Wednesday, August 5, 2009

copy-book maxims

Here is what seems to me like the least sensible moment in what is otherwise a remarkably lucid text, Lenin's The State and Revolution [1917]. I've been reading out of the silly Dover Essential Works (this citation is from page 338), but the complete text can be read for free here.

Only in communist society, when the resistance of the capitalists has been completely broken, when the capitalists have disappeared, when there are no classes (i.e., when there is no difference between the members of society as regards their relation to the social means of production), only then does “the state...cease to exist,” and it “becomes possible to speak of freedom.” Only then will really complete democracy, democracy without any exceptions, be possible and be realized.
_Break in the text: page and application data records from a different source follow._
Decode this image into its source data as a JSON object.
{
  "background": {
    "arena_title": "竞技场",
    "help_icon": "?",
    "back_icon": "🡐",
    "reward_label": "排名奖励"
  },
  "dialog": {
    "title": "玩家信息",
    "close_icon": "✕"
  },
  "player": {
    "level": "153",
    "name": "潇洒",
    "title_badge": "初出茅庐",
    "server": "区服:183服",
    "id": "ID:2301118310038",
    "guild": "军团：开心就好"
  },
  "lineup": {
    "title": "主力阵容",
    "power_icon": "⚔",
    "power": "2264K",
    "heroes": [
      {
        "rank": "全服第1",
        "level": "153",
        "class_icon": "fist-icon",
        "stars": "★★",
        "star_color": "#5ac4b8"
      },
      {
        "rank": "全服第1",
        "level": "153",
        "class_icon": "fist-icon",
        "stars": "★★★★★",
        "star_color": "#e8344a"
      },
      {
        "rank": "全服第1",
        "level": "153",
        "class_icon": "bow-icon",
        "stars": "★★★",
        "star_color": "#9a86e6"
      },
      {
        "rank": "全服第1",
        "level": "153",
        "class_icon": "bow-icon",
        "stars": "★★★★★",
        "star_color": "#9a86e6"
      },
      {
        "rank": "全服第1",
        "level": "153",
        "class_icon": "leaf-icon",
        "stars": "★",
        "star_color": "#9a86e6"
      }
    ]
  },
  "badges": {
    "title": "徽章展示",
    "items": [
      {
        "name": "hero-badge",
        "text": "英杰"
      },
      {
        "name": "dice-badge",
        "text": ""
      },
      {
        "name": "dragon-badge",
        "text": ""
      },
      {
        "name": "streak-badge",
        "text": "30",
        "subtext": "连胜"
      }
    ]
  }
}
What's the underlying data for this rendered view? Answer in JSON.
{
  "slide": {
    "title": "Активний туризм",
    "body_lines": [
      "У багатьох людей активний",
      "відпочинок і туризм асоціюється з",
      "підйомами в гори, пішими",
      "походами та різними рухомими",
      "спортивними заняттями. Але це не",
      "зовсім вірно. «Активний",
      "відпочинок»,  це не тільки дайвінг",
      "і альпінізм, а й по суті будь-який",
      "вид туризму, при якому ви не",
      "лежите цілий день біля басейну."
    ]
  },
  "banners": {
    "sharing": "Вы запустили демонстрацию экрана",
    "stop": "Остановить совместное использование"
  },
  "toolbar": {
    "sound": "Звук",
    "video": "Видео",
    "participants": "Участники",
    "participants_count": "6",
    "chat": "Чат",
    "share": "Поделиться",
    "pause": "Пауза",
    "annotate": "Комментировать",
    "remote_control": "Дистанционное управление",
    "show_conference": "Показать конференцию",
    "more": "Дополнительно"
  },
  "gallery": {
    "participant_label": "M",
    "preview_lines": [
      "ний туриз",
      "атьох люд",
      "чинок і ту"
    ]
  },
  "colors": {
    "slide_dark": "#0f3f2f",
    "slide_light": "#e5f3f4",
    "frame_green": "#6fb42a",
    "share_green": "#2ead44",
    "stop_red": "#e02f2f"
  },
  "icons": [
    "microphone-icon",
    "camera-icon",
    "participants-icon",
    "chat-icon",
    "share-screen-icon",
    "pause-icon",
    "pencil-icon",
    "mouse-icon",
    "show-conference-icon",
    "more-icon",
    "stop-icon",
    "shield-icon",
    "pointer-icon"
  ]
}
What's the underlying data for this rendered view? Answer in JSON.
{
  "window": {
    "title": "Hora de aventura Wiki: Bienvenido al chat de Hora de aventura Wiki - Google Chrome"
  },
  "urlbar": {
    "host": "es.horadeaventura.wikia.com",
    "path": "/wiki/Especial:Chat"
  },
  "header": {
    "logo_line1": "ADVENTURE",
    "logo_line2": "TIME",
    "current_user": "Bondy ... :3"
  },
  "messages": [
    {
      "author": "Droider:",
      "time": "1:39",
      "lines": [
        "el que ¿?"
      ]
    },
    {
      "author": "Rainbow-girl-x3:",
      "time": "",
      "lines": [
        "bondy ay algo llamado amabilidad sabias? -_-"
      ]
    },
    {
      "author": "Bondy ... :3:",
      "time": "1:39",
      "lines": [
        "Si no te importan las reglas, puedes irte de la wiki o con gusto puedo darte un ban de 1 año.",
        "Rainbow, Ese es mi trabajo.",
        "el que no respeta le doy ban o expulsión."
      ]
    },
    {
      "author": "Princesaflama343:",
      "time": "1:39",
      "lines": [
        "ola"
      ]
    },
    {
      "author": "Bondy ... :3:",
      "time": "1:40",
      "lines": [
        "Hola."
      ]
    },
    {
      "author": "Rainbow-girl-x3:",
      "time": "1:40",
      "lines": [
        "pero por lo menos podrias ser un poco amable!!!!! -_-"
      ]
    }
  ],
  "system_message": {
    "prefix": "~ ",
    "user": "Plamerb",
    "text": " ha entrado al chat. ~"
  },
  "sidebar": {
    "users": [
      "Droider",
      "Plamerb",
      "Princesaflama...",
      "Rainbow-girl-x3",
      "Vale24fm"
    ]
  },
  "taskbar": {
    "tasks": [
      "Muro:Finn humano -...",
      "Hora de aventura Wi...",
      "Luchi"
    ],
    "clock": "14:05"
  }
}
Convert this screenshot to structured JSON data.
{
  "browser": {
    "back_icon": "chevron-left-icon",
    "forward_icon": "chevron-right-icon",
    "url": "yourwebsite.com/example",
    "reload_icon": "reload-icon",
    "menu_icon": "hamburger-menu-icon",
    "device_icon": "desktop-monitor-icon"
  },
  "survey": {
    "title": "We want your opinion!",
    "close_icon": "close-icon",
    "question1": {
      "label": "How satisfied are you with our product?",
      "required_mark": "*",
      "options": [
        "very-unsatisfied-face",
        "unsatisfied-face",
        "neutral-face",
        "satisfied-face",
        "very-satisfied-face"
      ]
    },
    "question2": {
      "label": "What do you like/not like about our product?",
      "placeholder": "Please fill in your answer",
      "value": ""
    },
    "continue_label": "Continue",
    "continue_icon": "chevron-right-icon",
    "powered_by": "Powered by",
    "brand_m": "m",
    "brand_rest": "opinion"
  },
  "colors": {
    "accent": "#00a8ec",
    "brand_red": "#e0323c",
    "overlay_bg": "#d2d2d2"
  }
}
Only then will democracy itself begin to wither away owing to the simple fact that, freed from capitalist slavery, from the untold horrors, savagery, absurdities and infamies of capitalist exploitation, people will gradually become accustomed to observing the elementary rules of social life that have been known for centuries and repeated for thousands of years in all copy-book maxims; they will become accustomed to observing them without force, without compulsion, without subordination, without the special apparatus for compulsion which is called a state.

No comments: